In Oakland and San Francisco, the alleged “bastions” of consciousness there was a slightly different perspective. Many of the houseless people were in fact part of the organizing and then eventually, due to deep class and race differences, were intentionally left out or self-segregated themselves from the main “occupy” groups and began their own revolutions or groups or cliques, or just defeated huddles around the camp.
Several of the large and well-funded non-profit organizations in the Bay Area re-harnessed Occupy into their own agendas and helped to launch some of the huge general strikes and marches to support labor movements, migrant/immigrant struggles, prison abolitionist movements and economic justice.
In the case of the poor, indigenous, im/migrant and indigenous skolaz at POOR Magazine we felt we could perhaps insert some education, herstory and information into this very homogenous, very white, and very ahistorical narrative and to the empirical notion of occupation itself, so we created the Decolonizers Guide to a Humble Revolution book and curriculum. With this book and study guide and our poverty scholarship and cultural art we supported other indigenous and conscious peoples of color in Oakland who began to frame this entire movement as Decolonize Oakland, challenging the political gentrifying aspects of Occupy itself.
POOR Magazine in an attempt to harness some of the energy and minds of this time towards the very real issues of poverty and criminalization and racism in the US, created The Poor Peoples Decolonization (Occupation) traveling from both sides of the Bay (Oakland to SF) to the welfare offices where so many of us po’ folks get criminalized for the meager crums we sometimes get, public housing where we are on 8-9 year long wait-lists for so-called affordable housing, the po’lice dept where all of us black, brown and po folks get incarcerated, profled and harassed every day not just when we “occupy” and Immigration, Customs Enforcement where any of us who had to cross these false borders, get increasingly criminalized, hated and incarercated for just trying to work and support our families.

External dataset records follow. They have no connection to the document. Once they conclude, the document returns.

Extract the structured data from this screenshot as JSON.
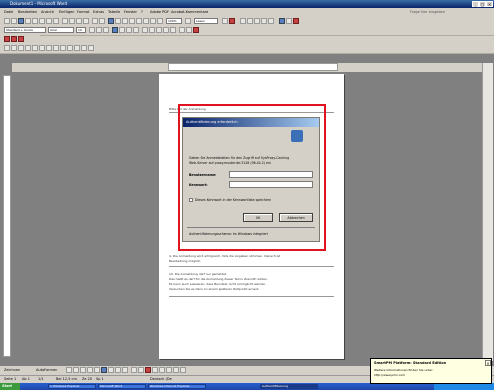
{
  "window": {
    "title": "Dokument1 - Microsoft Word"
  },
  "menu": [
    "Datei",
    "Bearbeiten",
    "Ansicht",
    "Einfügen",
    "Format",
    "Extras",
    "Tabelle",
    "Fenster",
    "?",
    "Adobe PDF",
    "Acrobat-Kommentare"
  ],
  "menu_hint": "Frage hier eingeben",
  "toolbar": {
    "style": "Standard + Kursiv",
    "font": "Arial",
    "size": "10",
    "zoom": "100%",
    "reading": "Lesen"
  },
  "page_lines": {
    "top": "Bitte bei der Anmeldung",
    "note1": "4. Die Anmeldung wird erfolgreich, falls die Angaben stimmen. Danach ist",
    "note2": "Bearbeitung möglich.",
    "p3_1": "10. Die Anmeldung darf nur gemeldet",
    "p3_2": "Das heißt es darf für die Anmeldung dieser Teil in Zukunft nutzen.",
    "p3_3": "Es kann auch passieren, dass Benutzer nicht ermöglicht werden.",
    "p3_4": "Versuchen Sie es dann zu einem späteren Zeitpunkt erneut."
  },
  "dialog": {
    "title": "Authentifizierung erforderlich",
    "message1": "Geben Sie Anmeldedaten für den Zugriff auf SysProxy-Caching",
    "message2": "Web-Server auf proxy.muster.de:3128 (96.44.2) ein",
    "username_label": "Benutzername:",
    "password_label": "Kennwort:",
    "username_value": "",
    "password_value": "",
    "remember_label": "Dieses Kennwort in der Kennwortliste speichern",
    "ok": "OK",
    "cancel": "Abbrechen",
    "footer": "Authentifizierungsschema: Im Windows integriert"
  },
  "drawbar": {
    "zeichnen": "Zeichnen",
    "autoformen": "AutoFormen"
  },
  "status": {
    "seite": "Seite 1",
    "ab": "Ab 1",
    "pages": "1/1",
    "pos": "Bei 12,5 cm",
    "ze": "Ze 20",
    "sp": "Sp 1",
    "lang": "Deutsch (De"
  },
  "taskbar": {
    "start": "Start",
    "tasks": [
      "1 Windows Explorer",
      "Microsoft Word",
      "Windows Internet Explorer",
      "Authentifizierung"
    ]
  },
  "balloon": {
    "title": "SmartPM Platform: Standard Edition",
    "line1": "Weitere Informationen finden Sie unter:",
    "line2": "http://www.pmx.com"
  },
  "colors": {
    "highlight": "#e0141e",
    "title_bar": "#0a246a",
    "taskbar": "#2a5fcf"
  }
}
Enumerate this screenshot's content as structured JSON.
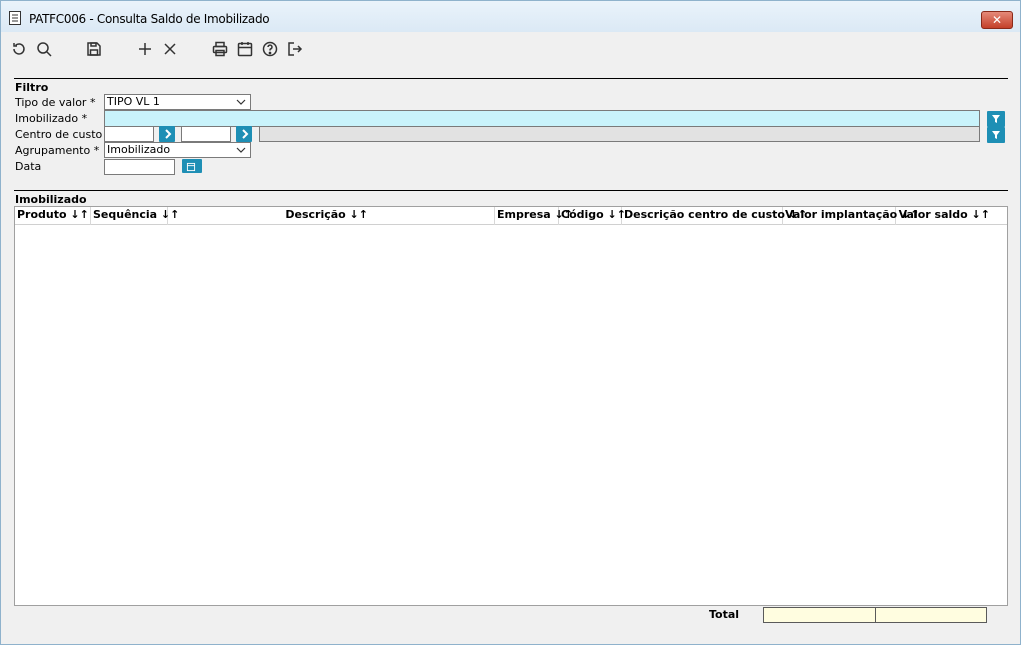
{
  "window": {
    "title": "PATFC006 - Consulta Saldo de Imobilizado",
    "close_label": "✕"
  },
  "toolbar": {
    "buttons": [
      "refresh-icon",
      "search-icon",
      "save-icon",
      "add-icon",
      "delete-icon",
      "print-icon",
      "calendar-icon",
      "help-icon",
      "exit-icon"
    ]
  },
  "filter": {
    "section_title": "Filtro",
    "tipo_valor": {
      "label": "Tipo de valor *",
      "value": "TIPO VL 1"
    },
    "imobilizado": {
      "label": "Imobilizado *",
      "value": ""
    },
    "centro_custo": {
      "label": "Centro de custo",
      "from": "",
      "to": "",
      "description": ""
    },
    "agrupamento": {
      "label": "Agrupamento *",
      "value": "Imobilizado"
    },
    "data": {
      "label": "Data",
      "value": ""
    }
  },
  "grid": {
    "section_title": "Imobilizado",
    "columns": [
      "Produto ↓↑",
      "Sequência ↓↑",
      "Descrição ↓↑",
      "Empresa ↓↑",
      "Código ↓↑",
      "Descrição centro de custo ↓↑",
      "Valor implantação ↓↑",
      "Valor saldo ↓↑"
    ],
    "rows": []
  },
  "totals": {
    "label": "Total",
    "valor_implantacao": "",
    "valor_saldo": ""
  },
  "colors": {
    "accent": "#1e8fb5",
    "required_input": "#c9f3fb",
    "total_bg": "#fffde0"
  }
}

But in the end a small turn-out showed up for our march, I guess our poor people-led occupations weren’t as “sexy” as other 99% issues.
Finally, in Oakland there was a powerful push to re-think the arrogant notion of Occupy” itself on already stolen and occupied native lands and became one of the clearest examples of the hypocritical irony of occupy.
After at least a five hour testimony from indigenous leaders and people of color supporters at a herstoric Oakland General Assembly, to officially change the name of Occupy Oakland to Decolonize Oakland, with first nations warriors like Corrina Gould and Morning Star, Krea Gomez, artists Jesus Barraza and Melanie Cervantez and so many more powerful peoples of color supporters presenting testifying and reading a beautiful statement on decolonization and occupation, it was still voted on that Oakland, the stolen and occupied territory of Ohlone peoples would remain Occupy Oakland.
So as the “Occupy” people celebrate 1 year of existence, I feel nothing. I am glad that elders are being helped to not lose their homes through foreclosure, but truthfully, that work was already being done by so many of us already on the front line of eviction, tenants rights, and elders advocacy.
So one year after Occupy was launched, while lots of exciting media was generated, massive resources were spent, a great number of people were supposedly politicized and the world started to listen to the concept of the %99, the same number of black, brown, poor, disabled and migrant folks are being incarcerated, policed, and deported in the US. The racist and classist Sit-lie laws, gang injunctions and Stop and Frisk ordinances still rage on and we are still being pushed out of our communities of color by the forces of gentriFUKation and poverty. So, I wonder, how have these political gentrifyers changed things for black and brown and poor people? Not at all, actually, but then again, Occupy was never really for us.
(To read the whole poem I am the 000.25 click here )